#### EXTRACTED ENTRIES
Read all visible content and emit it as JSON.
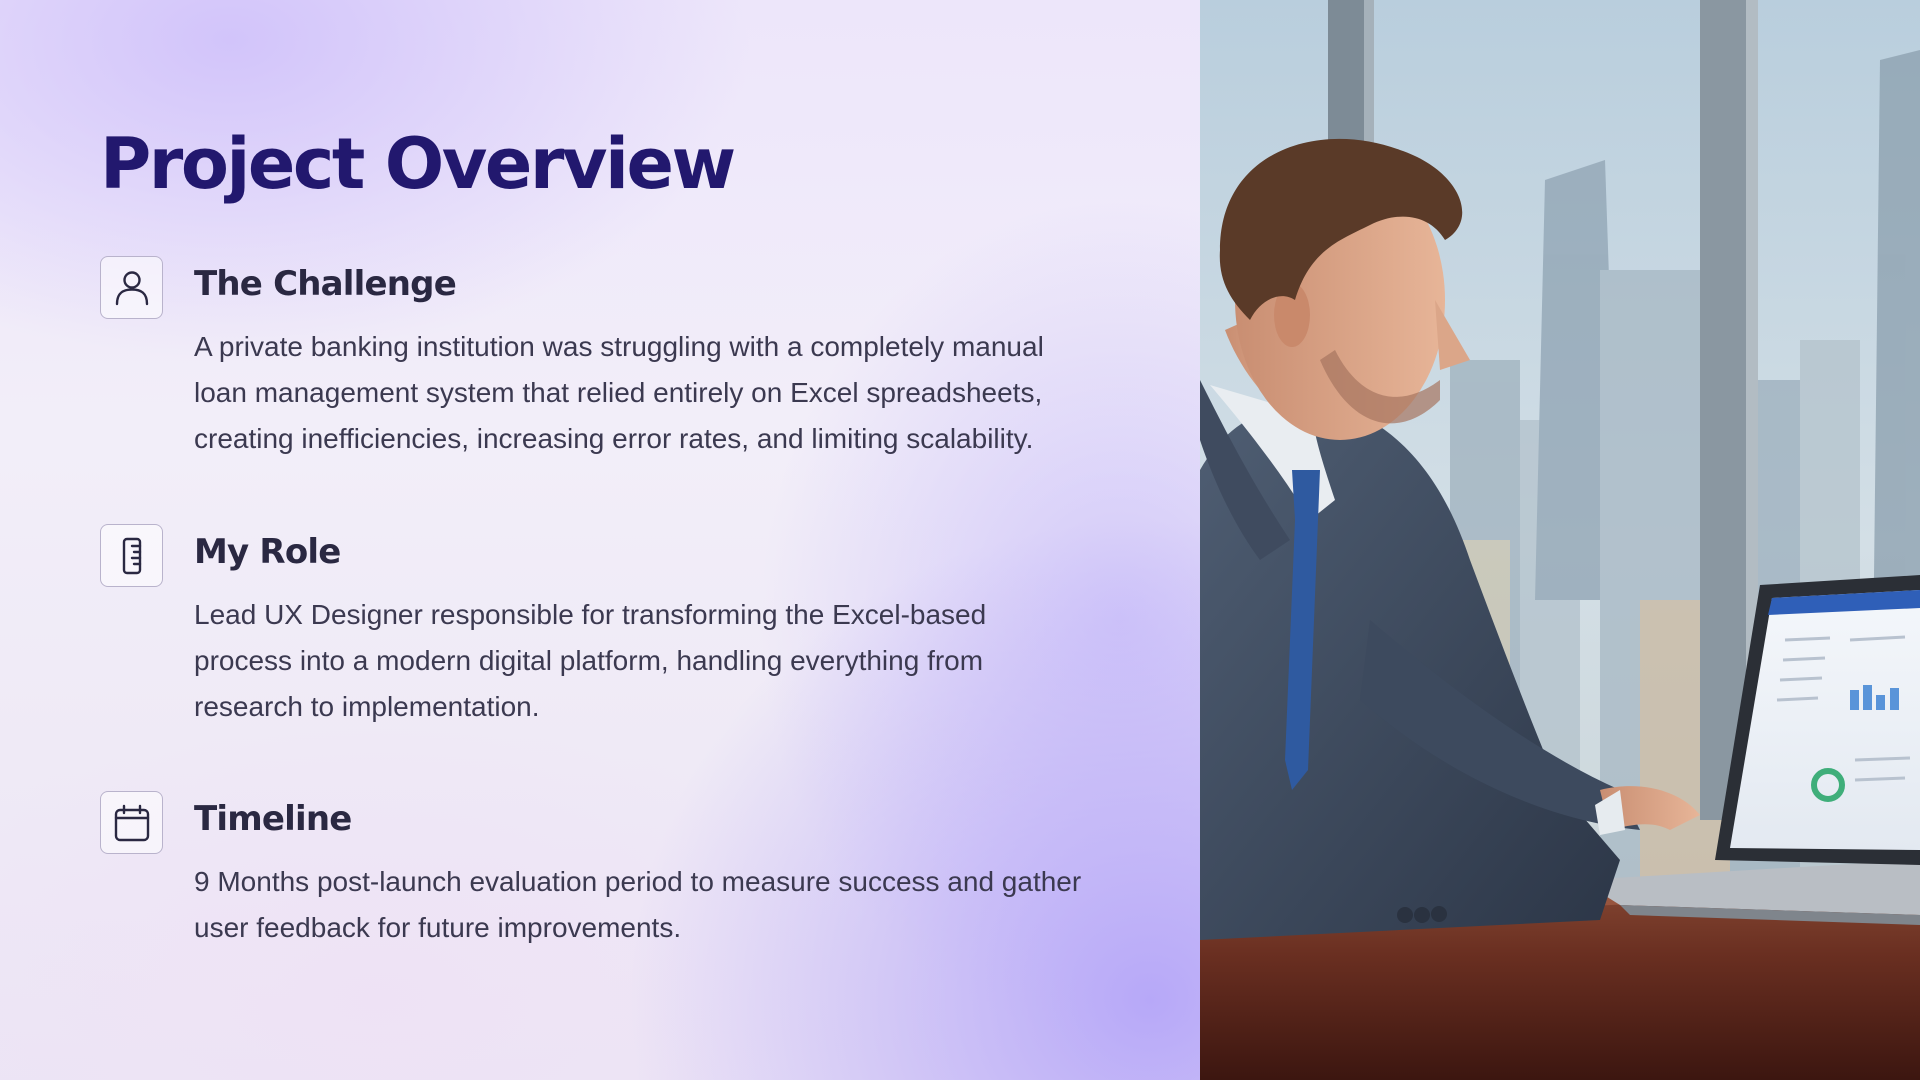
{
  "page": {
    "title": "Project Overview"
  },
  "sections": [
    {
      "heading": "The Challenge",
      "body": "A private banking institution was struggling with a completely manual loan management system that relied entirely on Excel spreadsheets, creating inefficiencies, increasing error rates, and limiting scalability.",
      "icon": "user-icon"
    },
    {
      "heading": "My Role",
      "body": "Lead UX Designer responsible for transforming the Excel-based process into a modern digital platform, handling everything from research to implementation.",
      "icon": "ruler-icon"
    },
    {
      "heading": "Timeline",
      "body": "9 Months post-launch evaluation period to measure success and gather user feedback for future improvements.",
      "icon": "calendar-icon"
    }
  ],
  "photo": {
    "subject": "businessman-using-laptop-photo"
  },
  "colors": {
    "title": "#22186e",
    "heading": "#2a2842",
    "body": "#3b3950",
    "icon_stroke": "#2a2842",
    "icon_border": "#b9b3cc"
  }
}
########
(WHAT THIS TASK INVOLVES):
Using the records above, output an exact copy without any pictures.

(EXERCISE OUTPUT):
Read all visible content and emit it as JSON.
{
  "page": {
    "title": "Project Overview"
  },
  "sections": [
    {
      "heading": "The Challenge",
      "body": "A private banking institution was struggling with a completely manual loan management system that relied entirely on Excel spreadsheets, creating inefficiencies, increasing error rates, and limiting scalability.",
      "icon": "user-icon"
    },
    {
      "heading": "My Role",
      "body": "Lead UX Designer responsible for transforming the Excel-based process into a modern digital platform, handling everything from research to implementation.",
      "icon": "ruler-icon"
    },
    {
      "heading": "Timeline",
      "body": "9 Months post-launch evaluation period to measure success and gather user feedback for future improvements.",
      "icon": "calendar-icon"
    }
  ],
  "photo": {
    "subject": "businessman-using-laptop-photo"
  },
  "colors": {
    "title": "#22186e",
    "heading": "#2a2842",
    "body": "#3b3950",
    "icon_stroke": "#2a2842",
    "icon_border": "#b9b3cc"
  }
}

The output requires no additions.